Dan Green takes umbrage with Wendy Lesser’s establishing principles behind The Lesser Blog. I’m a big fan of The Threepenny Review (and Lesser was once interviewed for The Bat Segundo Show; ironically, paired up with a certain poet-litblogger), but I actually agree with Dan that there are already plenty of “self-contained essays” to be found within the litblogging community. Of course, if Lesser really does desire to organize her blog, she can start by offering an RSS feed for those of us who hope to keep up with her thoughts. Lesser may claim to offer content which resembles “a printed article more than most blog entries do,” but I presume she refers to the completely disorganized navigation currently found at the Lesser Blog rather than any elitist qualifier. At least I hope that is the intent.
Nevertheless, Lesser’s stance continues the troubling hard line spouted off by John Updike and those dashing critics who seem to prefer gasconade over civil discourse. The continuing assumption that print is somehow superior to online writing simply because trees are massacred is as disingenuous a claim as Intelligent Design or proving the existence of the Tooth Fairy. Perhaps if these print-to-online greenhorns actually presented convincing arguments rather than generalized castigations sans examples, proponents of both mediums might find ways to learn and benefit from each other. Which seems to me a more constructive use of the Internet.

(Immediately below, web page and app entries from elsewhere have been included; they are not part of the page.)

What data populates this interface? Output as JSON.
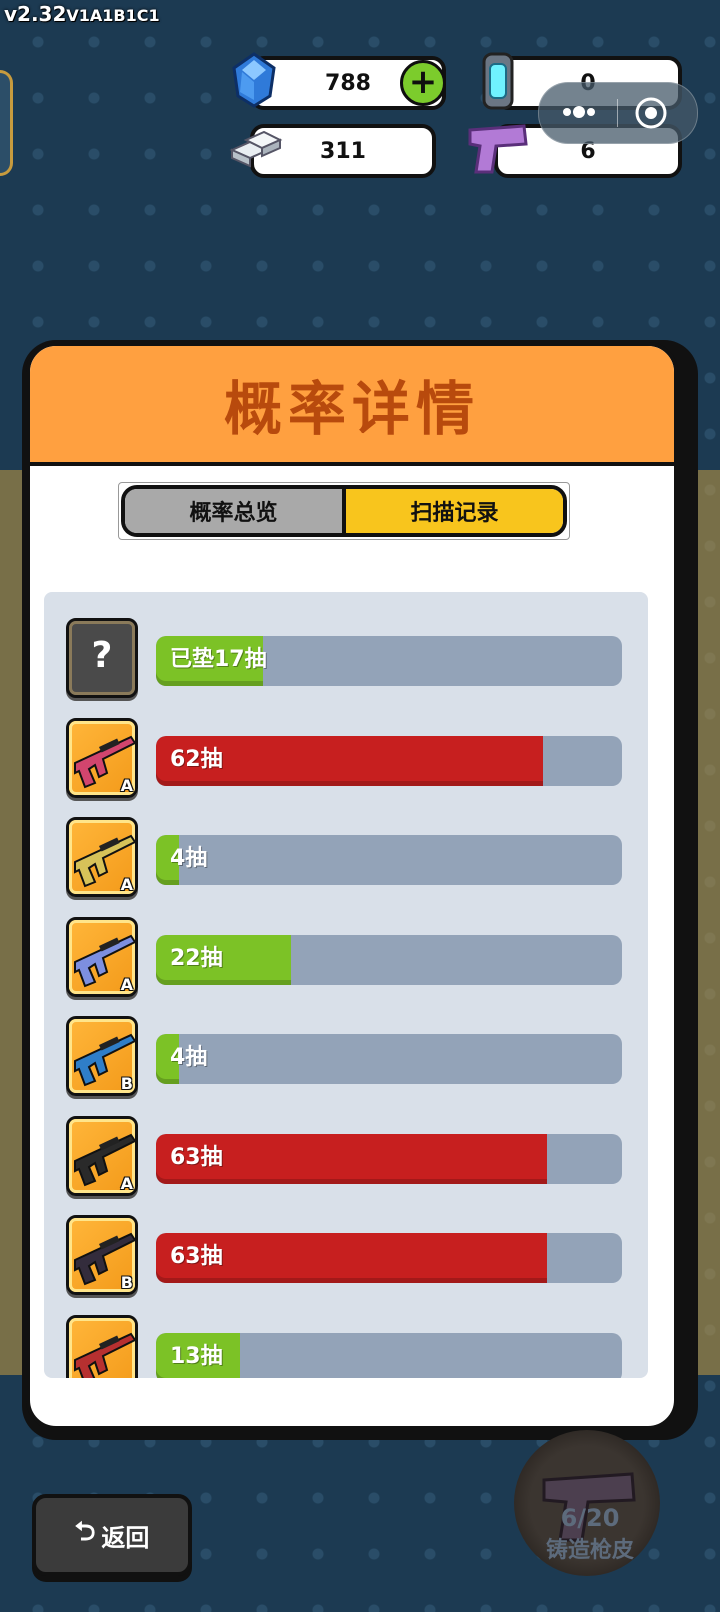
{
  "version": {
    "main": "v2.32",
    "suffix": "V1A1B1C1"
  },
  "resources": {
    "gems": "788",
    "silver": "311",
    "cores": "0",
    "pistols": "6"
  },
  "icons": {
    "gem": "gem-icon",
    "silver": "silver-bars-icon",
    "core": "energy-core-icon",
    "pistol": "pistol-icon"
  },
  "modal": {
    "title": "概率详情",
    "tabs": {
      "overview": "概率总览",
      "record": "扫描记录",
      "active": "record"
    }
  },
  "records": [
    {
      "grade": "",
      "label": "已垫17抽",
      "fill": 0.23,
      "status": "green",
      "unknown": true
    },
    {
      "grade": "A",
      "label": "62抽",
      "fill": 0.83,
      "status": "red",
      "gun_color": "#d2456e"
    },
    {
      "grade": "A",
      "label": "4抽",
      "fill": 0.05,
      "status": "green",
      "gun_color": "#d7c259"
    },
    {
      "grade": "A",
      "label": "22抽",
      "fill": 0.29,
      "status": "green",
      "gun_color": "#7d8fe0"
    },
    {
      "grade": "B",
      "label": "4抽",
      "fill": 0.05,
      "status": "green",
      "gun_color": "#2f7ec8"
    },
    {
      "grade": "A",
      "label": "63抽",
      "fill": 0.84,
      "status": "red",
      "gun_color": "#2a2a2a"
    },
    {
      "grade": "B",
      "label": "63抽",
      "fill": 0.84,
      "status": "red",
      "gun_color": "#332c3c"
    },
    {
      "grade": "",
      "label": "13抽",
      "fill": 0.18,
      "status": "green",
      "gun_color": "#b73030"
    }
  ],
  "back_button": {
    "label": "返回"
  },
  "forge": {
    "count": "6/20",
    "label": "铸造枪皮"
  },
  "colors": {
    "green": "#7cc226",
    "red": "#c71f1f",
    "header": "#ffa040",
    "title": "#b84a0d",
    "active_tab": "#f8c51d"
  }
}
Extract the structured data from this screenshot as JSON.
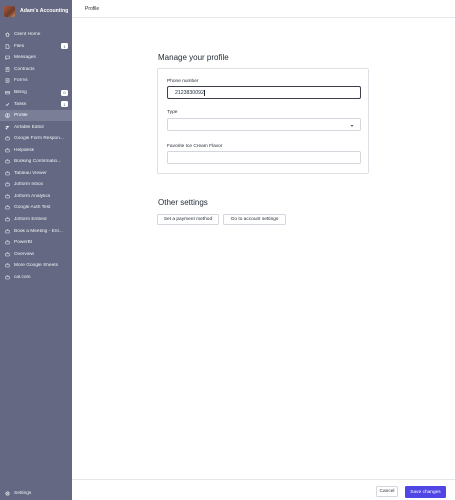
{
  "app": {
    "name": "Adam's Accounting"
  },
  "sidebar": {
    "items": [
      {
        "label": "Client Home",
        "icon": "home-icon"
      },
      {
        "label": "Files",
        "icon": "file-icon",
        "badge": "1"
      },
      {
        "label": "Messages",
        "icon": "chat-icon"
      },
      {
        "label": "Contracts",
        "icon": "contract-icon"
      },
      {
        "label": "Forms",
        "icon": "form-icon"
      },
      {
        "label": "Billing",
        "icon": "billing-icon",
        "badge": "0"
      },
      {
        "label": "Tasks",
        "icon": "tasks-icon",
        "badge": "1"
      },
      {
        "label": "Profile",
        "icon": "profile-icon",
        "active": true
      },
      {
        "label": "Airtable Editor",
        "icon": "airtable-icon"
      },
      {
        "label": "Google Form Respon...",
        "icon": "app-icon"
      },
      {
        "label": "Helpdesk",
        "icon": "app-icon"
      },
      {
        "label": "Booking Confirmatio...",
        "icon": "app-icon"
      },
      {
        "label": "Tableau Viewer",
        "icon": "app-icon"
      },
      {
        "label": "Jotform Inbox",
        "icon": "app-icon"
      },
      {
        "label": "Jotform Analytics",
        "icon": "app-icon"
      },
      {
        "label": "Google Auth Test",
        "icon": "app-icon"
      },
      {
        "label": "Jotform Embed",
        "icon": "app-icon"
      },
      {
        "label": "Book a Meeting - Ent...",
        "icon": "app-icon"
      },
      {
        "label": "PowerBI",
        "icon": "app-icon"
      },
      {
        "label": "Overview",
        "icon": "app-icon"
      },
      {
        "label": "More Google Sheets",
        "icon": "app-icon"
      },
      {
        "label": "cal.com",
        "icon": "app-icon"
      }
    ],
    "settings_label": "Settings"
  },
  "topbar": {
    "title": "Profile"
  },
  "profile": {
    "title": "Manage your profile",
    "phone_label": "Phone number",
    "phone_value": "2123830092",
    "type_label": "Type",
    "type_value": "",
    "flavor_label": "Favorite Ice Cream Flavor",
    "flavor_value": ""
  },
  "other": {
    "title": "Other settings",
    "payment_button": "Set a payment method",
    "account_button": "Go to account settings"
  },
  "footer": {
    "cancel_label": "Cancel",
    "save_label": "Save changes"
  },
  "colors": {
    "sidebar_bg": "#646882",
    "sidebar_active": "#7a7e97",
    "primary": "#4f46e5"
  }
}
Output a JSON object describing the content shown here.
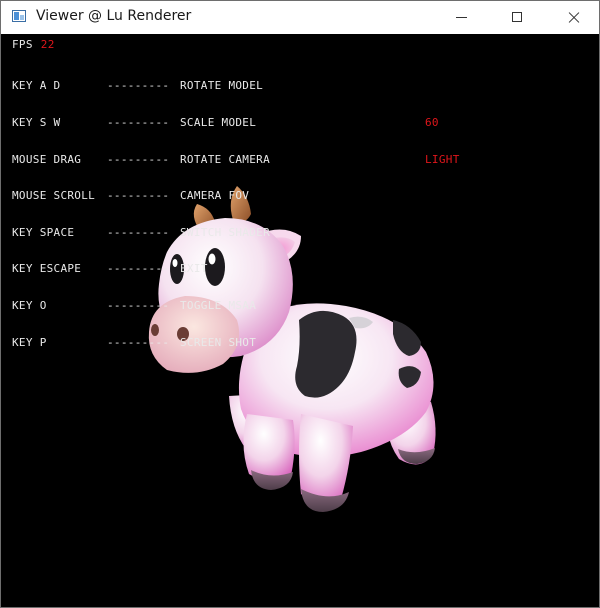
{
  "window": {
    "title": "Viewer @ Lu Renderer"
  },
  "hud": {
    "fps_label": "FPS",
    "fps_value": "22",
    "controls": [
      {
        "key": "KEY A D",
        "sep": "---------",
        "action": "ROTATE MODEL"
      },
      {
        "key": "KEY S W",
        "sep": "---------",
        "action": "SCALE MODEL"
      },
      {
        "key": "MOUSE DRAG",
        "sep": "---------",
        "action": "ROTATE CAMERA"
      },
      {
        "key": "MOUSE SCROLL",
        "sep": "---------",
        "action": "CAMERA FOV"
      },
      {
        "key": "KEY SPACE",
        "sep": "---------",
        "action": "SWITCH SHADER"
      },
      {
        "key": "KEY ESCAPE",
        "sep": "---------",
        "action": "EXIT"
      },
      {
        "key": "KEY O",
        "sep": "---------",
        "action": "TOGGLE MSAA"
      },
      {
        "key": "KEY P",
        "sep": "---------",
        "action": "SCREEN SHOT"
      }
    ],
    "fov_value": "60",
    "shader_name": "LIGHT"
  },
  "scene": {
    "model": "cow-model",
    "colors": {
      "background": "#000000",
      "body": "#f6dcef",
      "spots": "#2a2a2e",
      "horns": "#b06a3a",
      "hud_text": "#e9e9e9",
      "hud_accent": "#e0161b"
    }
  }
}
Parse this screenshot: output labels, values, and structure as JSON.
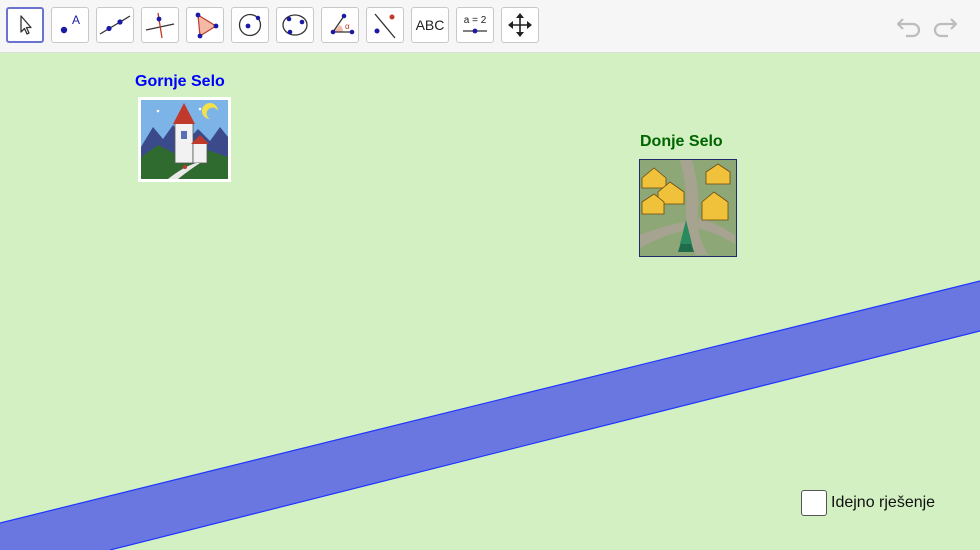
{
  "toolbar": {
    "tools": [
      {
        "name": "move-tool-icon",
        "selected": true
      },
      {
        "name": "point-tool-icon"
      },
      {
        "name": "line-tool-icon"
      },
      {
        "name": "perpendicular-line-tool-icon"
      },
      {
        "name": "polygon-tool-icon"
      },
      {
        "name": "circle-center-tool-icon"
      },
      {
        "name": "circle-three-points-tool-icon"
      },
      {
        "name": "angle-tool-icon"
      },
      {
        "name": "reflect-tool-icon"
      },
      {
        "name": "text-tool-icon",
        "label": "ABC"
      },
      {
        "name": "slider-tool-icon",
        "label": "a = 2"
      },
      {
        "name": "move-graphics-view-tool-icon"
      }
    ],
    "undo_icon": "undo-icon",
    "redo_icon": "redo-icon",
    "point_label": "A"
  },
  "canvas": {
    "village_upper": {
      "label": "Gornje Selo",
      "color": "#0000ff"
    },
    "village_lower": {
      "label": "Donje Selo",
      "color": "#006400"
    },
    "river_color": "#6a77e0",
    "background": "#d2f0c2",
    "checkbox": {
      "label": "Idejno rješenje",
      "checked": false
    }
  }
}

[6/21/06 UPDATE: Interestingly, Lesser has amended her post and removed the offending remarks from her blog. While it’s good to know that Lesser is reading the blogs and responding accordingly, one would hope, however, that Lesser (or another critic) could simply offer an explanation of where she’s coming from instead of a wholesale deletion. Perhaps one print critic being honest about the way she feels might lead to both sides understanding why there’s this continuing divide, driven by a fey animosity, between print and online mediums. As I suggested in my initial post, I believe that both sides have a lot to learn from each other. And wouldn’t the willful antagonism of the Sam Tanenhauses and the John Freemans of our world be better expressed with open communication and respectful conversation? (Thanks for the tip, Scott.)]